Posted by Ernie at 5/13/2009 10:34:00 AM
First time in DC, I pop up out of the Smithsonian Station Metro Terminal.
I look to my left, I see the Washington Monument.
And to my right is the Capitol Building. How cool is that? OK, so maybe I had to walk a little ways onto the mall before I could see anything. But it wasn't far, honest.
Posted by Ernie at 5/13/2009 10:04:00 AM
One of the more surprising statues I saw in Washington DC was this sculpture of Led Zeppelin bassist John Paul Jones. I wasn't able to find monuments to Robert Plant, Jimmy Page or John Bonham, though. Jones must have a really strong lobby in Congress.

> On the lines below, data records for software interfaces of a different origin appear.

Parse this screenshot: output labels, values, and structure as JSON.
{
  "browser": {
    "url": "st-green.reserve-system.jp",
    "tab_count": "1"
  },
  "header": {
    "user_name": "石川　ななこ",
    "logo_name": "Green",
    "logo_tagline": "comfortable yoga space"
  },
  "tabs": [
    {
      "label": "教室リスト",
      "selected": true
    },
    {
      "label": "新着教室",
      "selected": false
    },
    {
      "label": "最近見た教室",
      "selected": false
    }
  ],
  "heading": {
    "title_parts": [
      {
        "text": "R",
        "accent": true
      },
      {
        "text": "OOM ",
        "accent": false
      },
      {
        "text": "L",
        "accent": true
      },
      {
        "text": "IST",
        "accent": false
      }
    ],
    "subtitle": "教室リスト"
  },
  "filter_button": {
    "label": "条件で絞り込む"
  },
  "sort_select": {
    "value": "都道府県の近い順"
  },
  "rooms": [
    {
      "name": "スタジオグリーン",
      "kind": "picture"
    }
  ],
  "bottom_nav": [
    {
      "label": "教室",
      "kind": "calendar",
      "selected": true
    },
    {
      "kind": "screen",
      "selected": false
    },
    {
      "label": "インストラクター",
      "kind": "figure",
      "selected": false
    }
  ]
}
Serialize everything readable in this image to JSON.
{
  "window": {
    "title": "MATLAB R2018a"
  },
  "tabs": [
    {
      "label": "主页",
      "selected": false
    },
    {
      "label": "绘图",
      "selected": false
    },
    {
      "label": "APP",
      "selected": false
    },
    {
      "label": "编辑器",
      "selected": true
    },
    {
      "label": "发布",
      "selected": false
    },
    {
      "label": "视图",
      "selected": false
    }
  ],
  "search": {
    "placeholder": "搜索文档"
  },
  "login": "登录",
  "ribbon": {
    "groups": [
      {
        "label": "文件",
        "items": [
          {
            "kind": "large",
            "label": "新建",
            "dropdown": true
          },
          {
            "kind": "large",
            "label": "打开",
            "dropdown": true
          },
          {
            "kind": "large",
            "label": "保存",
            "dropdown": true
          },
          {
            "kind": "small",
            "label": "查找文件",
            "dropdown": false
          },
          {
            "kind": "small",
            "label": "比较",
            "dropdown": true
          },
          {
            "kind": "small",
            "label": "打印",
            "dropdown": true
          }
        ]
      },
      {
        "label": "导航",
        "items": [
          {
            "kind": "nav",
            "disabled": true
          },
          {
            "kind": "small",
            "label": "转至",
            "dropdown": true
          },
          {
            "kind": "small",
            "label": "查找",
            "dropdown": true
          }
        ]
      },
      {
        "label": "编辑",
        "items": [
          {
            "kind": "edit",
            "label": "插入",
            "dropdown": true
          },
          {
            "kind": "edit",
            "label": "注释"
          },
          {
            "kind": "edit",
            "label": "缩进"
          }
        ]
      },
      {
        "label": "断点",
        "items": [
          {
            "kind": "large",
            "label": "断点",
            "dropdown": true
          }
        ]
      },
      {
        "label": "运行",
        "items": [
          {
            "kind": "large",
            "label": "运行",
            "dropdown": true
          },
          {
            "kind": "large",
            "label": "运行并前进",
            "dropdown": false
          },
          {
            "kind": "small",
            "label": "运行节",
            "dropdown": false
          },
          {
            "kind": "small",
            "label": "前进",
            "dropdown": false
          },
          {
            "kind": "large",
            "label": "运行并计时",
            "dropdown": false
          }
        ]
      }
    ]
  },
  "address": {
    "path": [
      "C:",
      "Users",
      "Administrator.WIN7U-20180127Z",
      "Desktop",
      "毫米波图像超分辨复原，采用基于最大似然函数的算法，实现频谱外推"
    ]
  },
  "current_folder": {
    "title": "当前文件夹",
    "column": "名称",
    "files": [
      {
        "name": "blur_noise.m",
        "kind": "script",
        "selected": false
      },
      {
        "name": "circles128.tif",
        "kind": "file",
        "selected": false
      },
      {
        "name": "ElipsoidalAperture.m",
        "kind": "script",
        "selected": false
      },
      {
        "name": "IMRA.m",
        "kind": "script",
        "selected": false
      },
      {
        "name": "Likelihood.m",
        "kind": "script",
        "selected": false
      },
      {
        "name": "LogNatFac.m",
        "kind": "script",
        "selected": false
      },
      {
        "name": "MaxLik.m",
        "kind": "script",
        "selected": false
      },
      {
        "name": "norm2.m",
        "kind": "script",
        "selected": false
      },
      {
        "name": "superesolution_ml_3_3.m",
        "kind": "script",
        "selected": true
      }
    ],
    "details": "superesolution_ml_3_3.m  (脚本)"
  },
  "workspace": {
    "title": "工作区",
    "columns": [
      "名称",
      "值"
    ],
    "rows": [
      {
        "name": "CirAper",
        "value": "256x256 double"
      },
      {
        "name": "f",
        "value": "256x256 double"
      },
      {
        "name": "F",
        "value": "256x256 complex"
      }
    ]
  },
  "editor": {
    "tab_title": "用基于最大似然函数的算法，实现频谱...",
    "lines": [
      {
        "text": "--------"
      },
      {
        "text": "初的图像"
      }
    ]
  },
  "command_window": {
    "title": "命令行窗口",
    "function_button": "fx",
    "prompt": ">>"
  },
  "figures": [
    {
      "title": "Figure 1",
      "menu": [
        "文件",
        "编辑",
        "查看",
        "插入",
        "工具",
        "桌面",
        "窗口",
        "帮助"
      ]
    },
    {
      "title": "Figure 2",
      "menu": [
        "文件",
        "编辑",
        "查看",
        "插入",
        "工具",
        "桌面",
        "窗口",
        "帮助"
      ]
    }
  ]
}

I guess this could also be the naval John Paul Jones, famous for his exploits at sea against the British during the Revolutionary War. Maybe...
Posted by Ernie at 5/13/2009 09:20:00 AM
Tuesday, May 12, 2009
Well, I just flew back from Washington, DC, and boy, are my arms tired. Actually, all of me is tired. After the wedding and the reception Saturday, I spent almost two full days roaming about our nation's capitol, pointing my camera at all sorts of things. No, I did not see President Obama, but I did spot his picture at the National Portrait Gallery. I also saw The Declaration of Independence, the first airplane, the grave sites of John & Robert Kennedy, The White House, the place where Lincoln was shot, a space shuttle, the spot on the Pentagon where the plane hit on 9/11 and so many other things that I'll be posting them from now until Christmas in July. But nothing now, I'm going to bed for a few days. I need a vacation from my vacation.
Posted by Ernie at 5/12/2009 09:29:00 PM